### DATA FOR THIS TASK
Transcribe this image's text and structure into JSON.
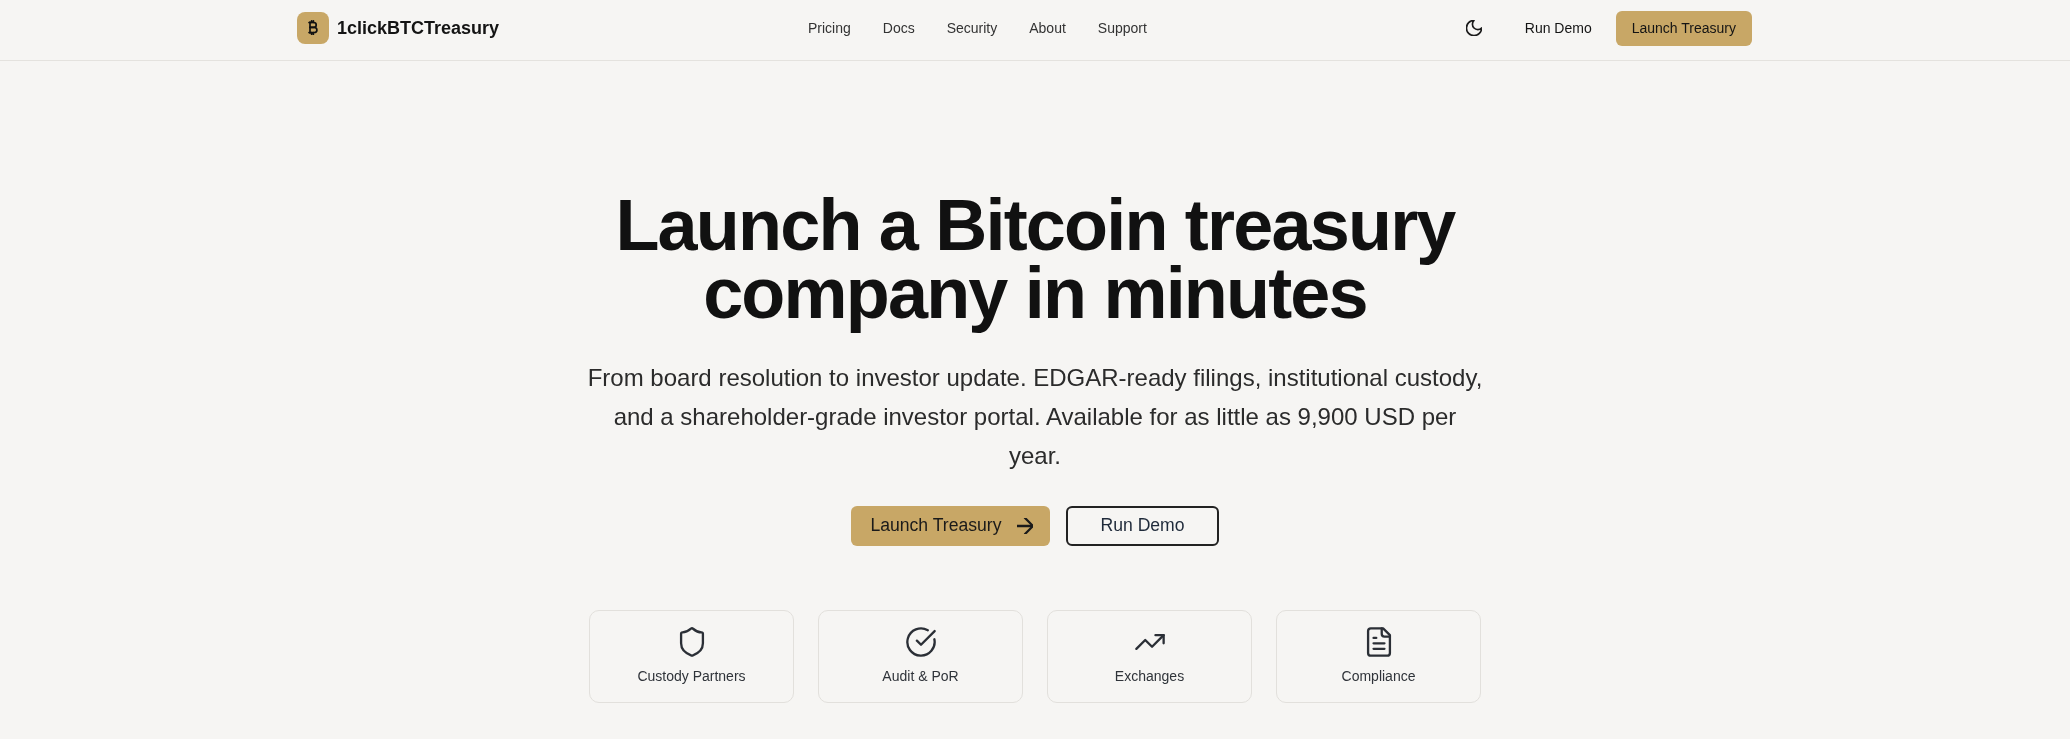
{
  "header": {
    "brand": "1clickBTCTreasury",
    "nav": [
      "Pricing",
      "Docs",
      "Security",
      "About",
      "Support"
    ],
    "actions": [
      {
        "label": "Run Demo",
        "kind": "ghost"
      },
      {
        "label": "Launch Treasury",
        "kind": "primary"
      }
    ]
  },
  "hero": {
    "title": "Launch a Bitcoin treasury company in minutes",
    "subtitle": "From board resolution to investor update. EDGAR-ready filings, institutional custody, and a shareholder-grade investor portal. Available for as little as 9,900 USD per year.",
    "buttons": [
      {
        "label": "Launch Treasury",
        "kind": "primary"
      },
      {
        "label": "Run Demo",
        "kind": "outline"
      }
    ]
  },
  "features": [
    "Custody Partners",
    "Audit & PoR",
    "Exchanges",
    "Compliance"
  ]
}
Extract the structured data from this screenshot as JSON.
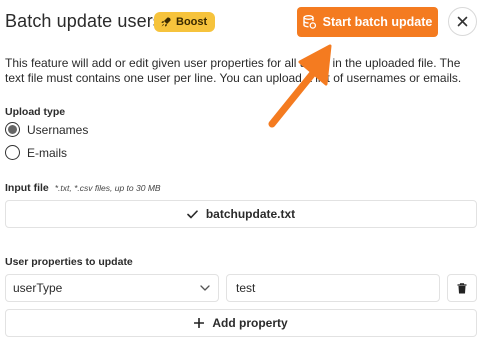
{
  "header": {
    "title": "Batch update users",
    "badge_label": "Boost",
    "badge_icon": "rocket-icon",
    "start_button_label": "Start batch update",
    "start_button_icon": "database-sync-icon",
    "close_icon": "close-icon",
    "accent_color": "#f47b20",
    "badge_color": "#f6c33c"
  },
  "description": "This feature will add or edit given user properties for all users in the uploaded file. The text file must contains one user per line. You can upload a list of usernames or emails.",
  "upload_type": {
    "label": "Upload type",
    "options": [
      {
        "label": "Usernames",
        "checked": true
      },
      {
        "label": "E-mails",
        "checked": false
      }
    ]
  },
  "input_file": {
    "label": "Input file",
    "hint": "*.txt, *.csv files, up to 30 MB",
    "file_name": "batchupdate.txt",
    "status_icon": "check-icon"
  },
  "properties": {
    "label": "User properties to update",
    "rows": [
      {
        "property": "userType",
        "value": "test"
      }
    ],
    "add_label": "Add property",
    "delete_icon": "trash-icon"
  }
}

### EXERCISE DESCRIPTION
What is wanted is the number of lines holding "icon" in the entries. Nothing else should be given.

### EXPECTED OUTPUT
5